→ **WHAT IS BEING ASKED**: Below is a set of records; reproduce them exactly without their pictures.

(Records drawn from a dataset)
####

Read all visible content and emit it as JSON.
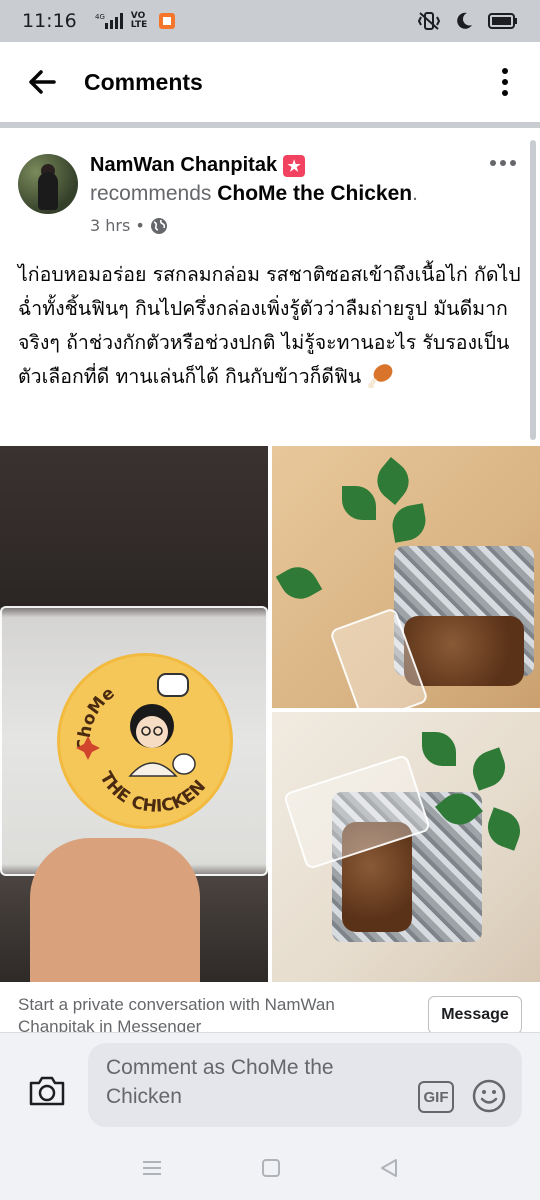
{
  "status_bar": {
    "time": "11:16",
    "network": "4G",
    "volte": "VO LTE"
  },
  "header": {
    "title": "Comments"
  },
  "post": {
    "author": "NamWan Chanpitak",
    "action": "recommends",
    "page": "ChoMe the Chicken",
    "page_suffix": ".",
    "time": "3 hrs",
    "separator": "•",
    "text": "ไก่อบหอมอร่อย รสกลมกล่อม รสชาติซอสเข้าถึงเนื้อไก่ กัดไปฉ่ำทั้งชิ้นฟินๆ กินไปครึ่งกล่องเพิ่งรู้ตัวว่าลืมถ่ายรูป มันดีมากจริงๆ ถ้าช่วงกักตัวหรือช่วงปกติ ไม่รู้จะทานอะไร รับรองเป็นตัวเลือกที่ดี ทานเล่นก็ได้ กินกับข้าวก็ดีฟิน",
    "sticker_text_top": "ChoMe",
    "sticker_text_bottom": "THE CHICKEN"
  },
  "messenger_cta": {
    "text": "Start a private conversation with NamWan Chanpitak in Messenger",
    "button": "Message"
  },
  "composer": {
    "placeholder": "Comment as ChoMe the Chicken",
    "gif_label": "GIF"
  },
  "colors": {
    "accent_pink": "#f3425f",
    "status_bar": "#c9ccd1",
    "text_primary": "#050505",
    "text_secondary": "#65676b"
  },
  "icons": {
    "back": "arrow-left-icon",
    "more": "more-vertical-icon",
    "post_more": "more-horizontal-icon",
    "privacy": "globe-icon",
    "camera": "camera-icon",
    "gif": "gif-icon",
    "emoji": "smile-icon"
  }
}
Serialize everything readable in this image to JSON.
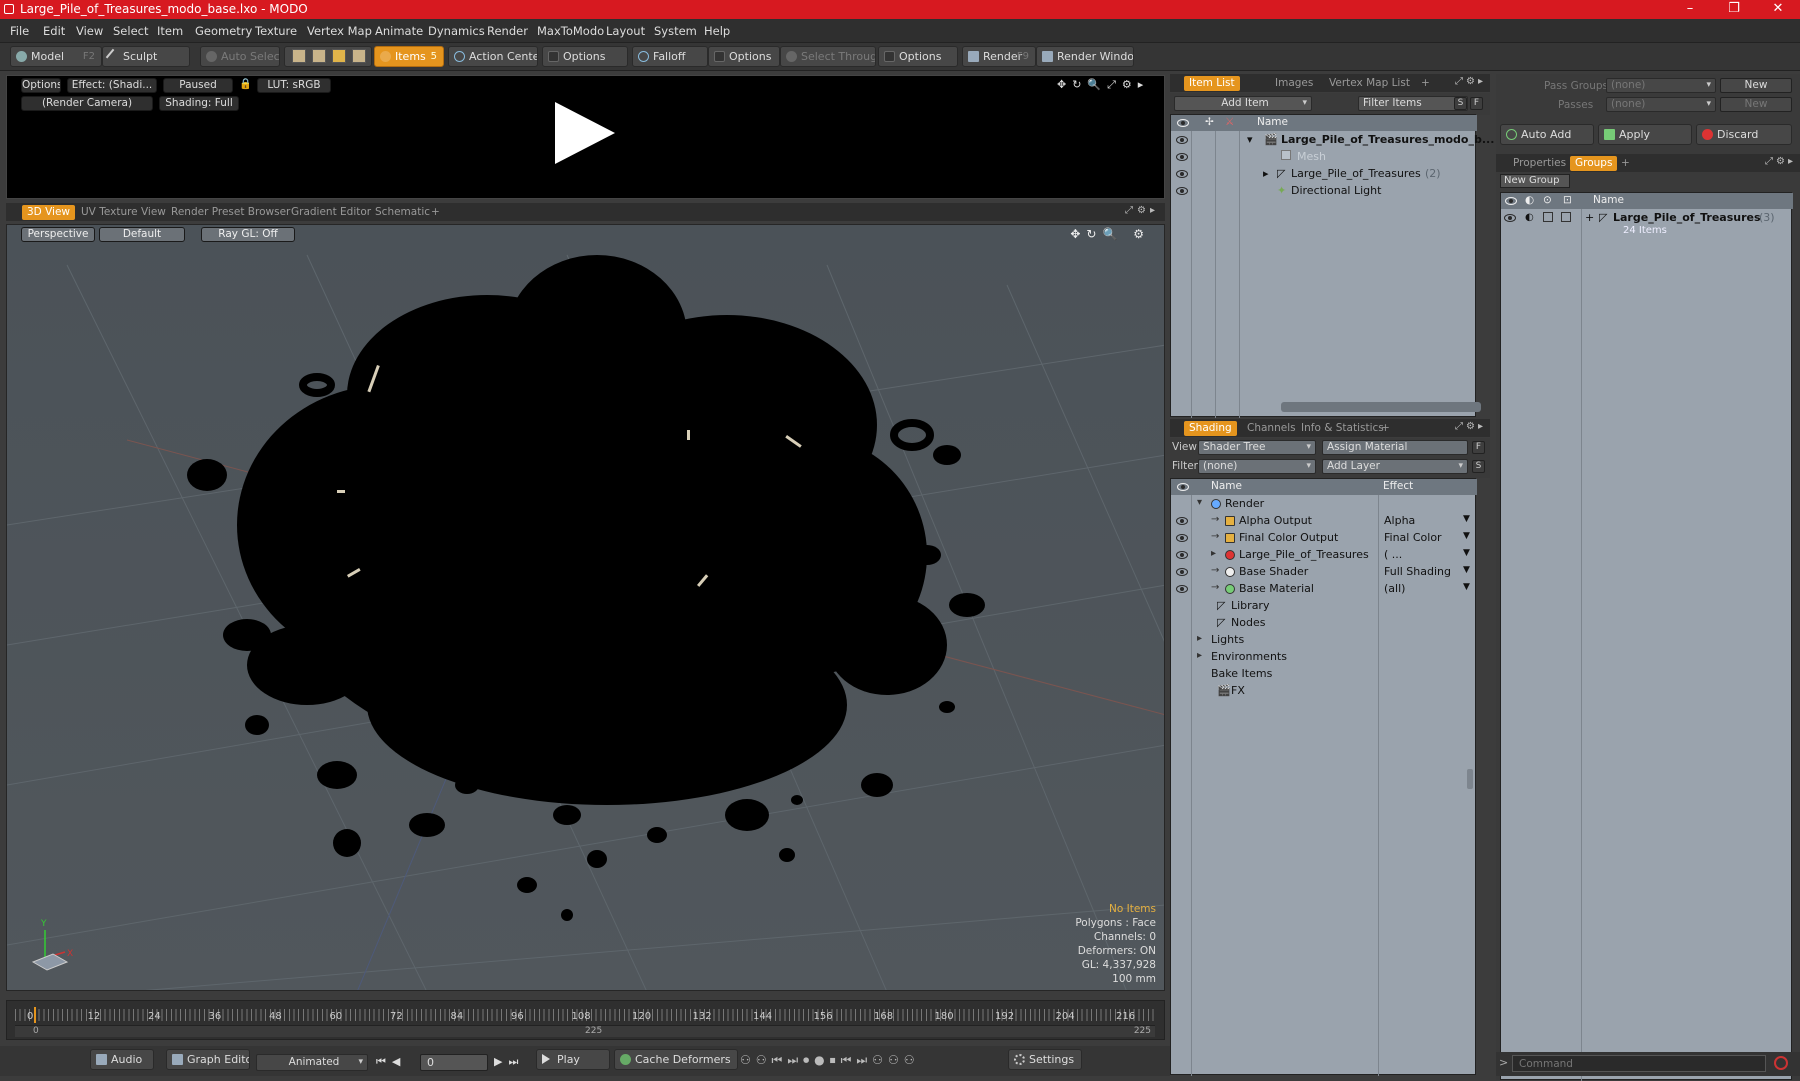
{
  "window": {
    "title": "Large_Pile_of_Treasures_modo_base.lxo - MODO",
    "minimize": "–",
    "maximize": "❐",
    "close": "✕"
  },
  "menu": [
    "File",
    "Edit",
    "View",
    "Select",
    "Item",
    "Geometry",
    "Texture",
    "Vertex Map",
    "Animate",
    "Dynamics",
    "Render",
    "MaxToModo",
    "Layout",
    "System",
    "Help"
  ],
  "toolbar": {
    "model": "Model",
    "model_key": "F2",
    "sculpt": "Sculpt",
    "auto_select": "Auto Select",
    "items": "Items",
    "items_key": "5",
    "action_center": "Action Center",
    "options1": "Options",
    "falloff": "Falloff",
    "options2": "Options",
    "select_through": "Select Through",
    "options3": "Options",
    "render": "Render",
    "render_key": "F9",
    "render_window": "Render Window"
  },
  "preview": {
    "options": "Options",
    "effect": "Effect: (Shadi...",
    "paused": "Paused",
    "lut": "LUT: sRGB",
    "camera": "(Render Camera)",
    "shading": "Shading: Full"
  },
  "viewport_tabs": [
    "3D View",
    "UV Texture View",
    "Render Preset Browser",
    "Gradient Editor",
    "Schematic",
    "+"
  ],
  "viewport": {
    "perspective": "Perspective",
    "default": "Default",
    "raygl": "Ray GL: Off",
    "axis_z": "Z",
    "axis_y": "Y",
    "axis_x": "X",
    "stats": {
      "items": "No Items",
      "polygons": "Polygons : Face",
      "channels": "Channels: 0",
      "deformers": "Deformers: ON",
      "gl": "GL: 4,337,928",
      "size": "100 mm"
    }
  },
  "timeline": {
    "ticks": [
      "0",
      "12",
      "24",
      "36",
      "48",
      "60",
      "72",
      "84",
      "96",
      "108",
      "120",
      "132",
      "144",
      "156",
      "168",
      "180",
      "192",
      "204",
      "216"
    ],
    "start": "0",
    "mid": "225",
    "end": "225"
  },
  "bottombar": {
    "audio": "Audio",
    "graph_editor": "Graph Editor",
    "animated": "Animated",
    "frame": "0",
    "play": "Play",
    "cache_deformers": "Cache Deformers",
    "settings": "Settings"
  },
  "item_list": {
    "tabs": [
      "Item List",
      "Images",
      "Vertex Map List",
      "+"
    ],
    "add_item": "Add Item",
    "filter_items": "Filter Items",
    "s": "S",
    "f": "F",
    "col_name": "Name",
    "rows": [
      {
        "label": "Large_Pile_of_Treasures_modo_b...",
        "count": ""
      },
      {
        "label": "Mesh",
        "count": ""
      },
      {
        "label": "Large_Pile_of_Treasures",
        "count": "(2)"
      },
      {
        "label": "Directional Light",
        "count": ""
      }
    ]
  },
  "shading": {
    "tabs": [
      "Shading",
      "Channels",
      "Info & Statistics",
      "+"
    ],
    "view_label": "View",
    "view_value": "Shader Tree",
    "assign_material": "Assign Material",
    "filter_label": "Filter",
    "filter_value": "(none)",
    "add_layer": "Add Layer",
    "f": "F",
    "s": "S",
    "col_name": "Name",
    "col_effect": "Effect",
    "rows": [
      {
        "name": "Render",
        "effect": ""
      },
      {
        "name": "Alpha Output",
        "effect": "Alpha"
      },
      {
        "name": "Final Color Output",
        "effect": "Final Color"
      },
      {
        "name": "Large_Pile_of_Treasures",
        "effect": "( ..."
      },
      {
        "name": "Base Shader",
        "effect": "Full Shading"
      },
      {
        "name": "Base Material",
        "effect": "(all)"
      },
      {
        "name": "Library",
        "effect": ""
      },
      {
        "name": "Nodes",
        "effect": ""
      },
      {
        "name": "Lights",
        "effect": ""
      },
      {
        "name": "Environments",
        "effect": ""
      },
      {
        "name": "Bake Items",
        "effect": ""
      },
      {
        "name": "FX",
        "effect": ""
      }
    ]
  },
  "groups": {
    "pass_groups_label": "Pass Groups",
    "pass_groups_value": "(none)",
    "new1": "New",
    "passes_label": "Passes",
    "passes_value": "(none)",
    "new2": "New",
    "auto_add": "Auto Add",
    "apply": "Apply",
    "discard": "Discard",
    "tabs": [
      "Properties",
      "Groups",
      "+"
    ],
    "new_group": "New Group",
    "col_name": "Name",
    "group_name": "Large_Pile_of_Treasures",
    "group_count": "(3)",
    "group_items": "24 Items"
  },
  "command": {
    "placeholder": "Command",
    "prompt": ">"
  }
}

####

→ **SOLVED PROBLEM**:
Read all visible content and emit it as JSON.
{
  "status_bar": {
    "time": "11:16",
    "network": "4G",
    "volte": "VO LTE"
  },
  "header": {
    "title": "Comments"
  },
  "post": {
    "author": "NamWan Chanpitak",
    "action": "recommends",
    "page": "ChoMe the Chicken",
    "page_suffix": ".",
    "time": "3 hrs",
    "separator": "•",
    "text": "ไก่อบหอมอร่อย รสกลมกล่อม รสชาติซอสเข้าถึงเนื้อไก่ กัดไปฉ่ำทั้งชิ้นฟินๆ กินไปครึ่งกล่องเพิ่งรู้ตัวว่าลืมถ่ายรูป มันดีมากจริงๆ ถ้าช่วงกักตัวหรือช่วงปกติ ไม่รู้จะทานอะไร รับรองเป็นตัวเลือกที่ดี ทานเล่นก็ได้ กินกับข้าวก็ดีฟิน",
    "sticker_text_top": "ChoMe",
    "sticker_text_bottom": "THE CHICKEN"
  },
  "messenger_cta": {
    "text": "Start a private conversation with NamWan Chanpitak in Messenger",
    "button": "Message"
  },
  "composer": {
    "placeholder": "Comment as ChoMe the Chicken",
    "gif_label": "GIF"
  },
  "colors": {
    "accent_pink": "#f3425f",
    "status_bar": "#c9ccd1",
    "text_primary": "#050505",
    "text_secondary": "#65676b"
  },
  "icons": {
    "back": "arrow-left-icon",
    "more": "more-vertical-icon",
    "post_more": "more-horizontal-icon",
    "privacy": "globe-icon",
    "camera": "camera-icon",
    "gif": "gif-icon",
    "emoji": "smile-icon"
  }
}
Serialize everything readable in this image to JSON.
{
  "window": {
    "title": "Large_Pile_of_Treasures_modo_base.lxo - MODO",
    "minimize": "–",
    "maximize": "❐",
    "close": "✕"
  },
  "menu": [
    "File",
    "Edit",
    "View",
    "Select",
    "Item",
    "Geometry",
    "Texture",
    "Vertex Map",
    "Animate",
    "Dynamics",
    "Render",
    "MaxToModo",
    "Layout",
    "System",
    "Help"
  ],
  "toolbar": {
    "model": "Model",
    "model_key": "F2",
    "sculpt": "Sculpt",
    "auto_select": "Auto Select",
    "items": "Items",
    "items_key": "5",
    "action_center": "Action Center",
    "options1": "Options",
    "falloff": "Falloff",
    "options2": "Options",
    "select_through": "Select Through",
    "options3": "Options",
    "render": "Render",
    "render_key": "F9",
    "render_window": "Render Window"
  },
  "preview": {
    "options": "Options",
    "effect": "Effect: (Shadi...",
    "paused": "Paused",
    "lut": "LUT: sRGB",
    "camera": "(Render Camera)",
    "shading": "Shading: Full"
  },
  "viewport_tabs": [
    "3D View",
    "UV Texture View",
    "Render Preset Browser",
    "Gradient Editor",
    "Schematic",
    "+"
  ],
  "viewport": {
    "perspective": "Perspective",
    "default": "Default",
    "raygl": "Ray GL: Off",
    "axis_z": "Z",
    "axis_y": "Y",
    "axis_x": "X",
    "stats": {
      "items": "No Items",
      "polygons": "Polygons : Face",
      "channels": "Channels: 0",
      "deformers": "Deformers: ON",
      "gl": "GL: 4,337,928",
      "size": "100 mm"
    }
  },
  "timeline": {
    "ticks": [
      "0",
      "12",
      "24",
      "36",
      "48",
      "60",
      "72",
      "84",
      "96",
      "108",
      "120",
      "132",
      "144",
      "156",
      "168",
      "180",
      "192",
      "204",
      "216"
    ],
    "start": "0",
    "mid": "225",
    "end": "225"
  },
  "bottombar": {
    "audio": "Audio",
    "graph_editor": "Graph Editor",
    "animated": "Animated",
    "frame": "0",
    "play": "Play",
    "cache_deformers": "Cache Deformers",
    "settings": "Settings"
  },
  "item_list": {
    "tabs": [
      "Item List",
      "Images",
      "Vertex Map List",
      "+"
    ],
    "add_item": "Add Item",
    "filter_items": "Filter Items",
    "s": "S",
    "f": "F",
    "col_name": "Name",
    "rows": [
      {
        "label": "Large_Pile_of_Treasures_modo_b...",
        "count": ""
      },
      {
        "label": "Mesh",
        "count": ""
      },
      {
        "label": "Large_Pile_of_Treasures",
        "count": "(2)"
      },
      {
        "label": "Directional Light",
        "count": ""
      }
    ]
  },
  "shading": {
    "tabs": [
      "Shading",
      "Channels",
      "Info & Statistics",
      "+"
    ],
    "view_label": "View",
    "view_value": "Shader Tree",
    "assign_material": "Assign Material",
    "filter_label": "Filter",
    "filter_value": "(none)",
    "add_layer": "Add Layer",
    "f": "F",
    "s": "S",
    "col_name": "Name",
    "col_effect": "Effect",
    "rows": [
      {
        "name": "Render",
        "effect": ""
      },
      {
        "name": "Alpha Output",
        "effect": "Alpha"
      },
      {
        "name": "Final Color Output",
        "effect": "Final Color"
      },
      {
        "name": "Large_Pile_of_Treasures",
        "effect": "( ..."
      },
      {
        "name": "Base Shader",
        "effect": "Full Shading"
      },
      {
        "name": "Base Material",
        "effect": "(all)"
      },
      {
        "name": "Library",
        "effect": ""
      },
      {
        "name": "Nodes",
        "effect": ""
      },
      {
        "name": "Lights",
        "effect": ""
      },
      {
        "name": "Environments",
        "effect": ""
      },
      {
        "name": "Bake Items",
        "effect": ""
      },
      {
        "name": "FX",
        "effect": ""
      }
    ]
  },
  "groups": {
    "pass_groups_label": "Pass Groups",
    "pass_groups_value": "(none)",
    "new1": "New",
    "passes_label": "Passes",
    "passes_value": "(none)",
    "new2": "New",
    "auto_add": "Auto Add",
    "apply": "Apply",
    "discard": "Discard",
    "tabs": [
      "Properties",
      "Groups",
      "+"
    ],
    "new_group": "New Group",
    "col_name": "Name",
    "group_name": "Large_Pile_of_Treasures",
    "group_count": "(3)",
    "group_items": "24 Items"
  },
  "command": {
    "placeholder": "Command",
    "prompt": ">"
  }
}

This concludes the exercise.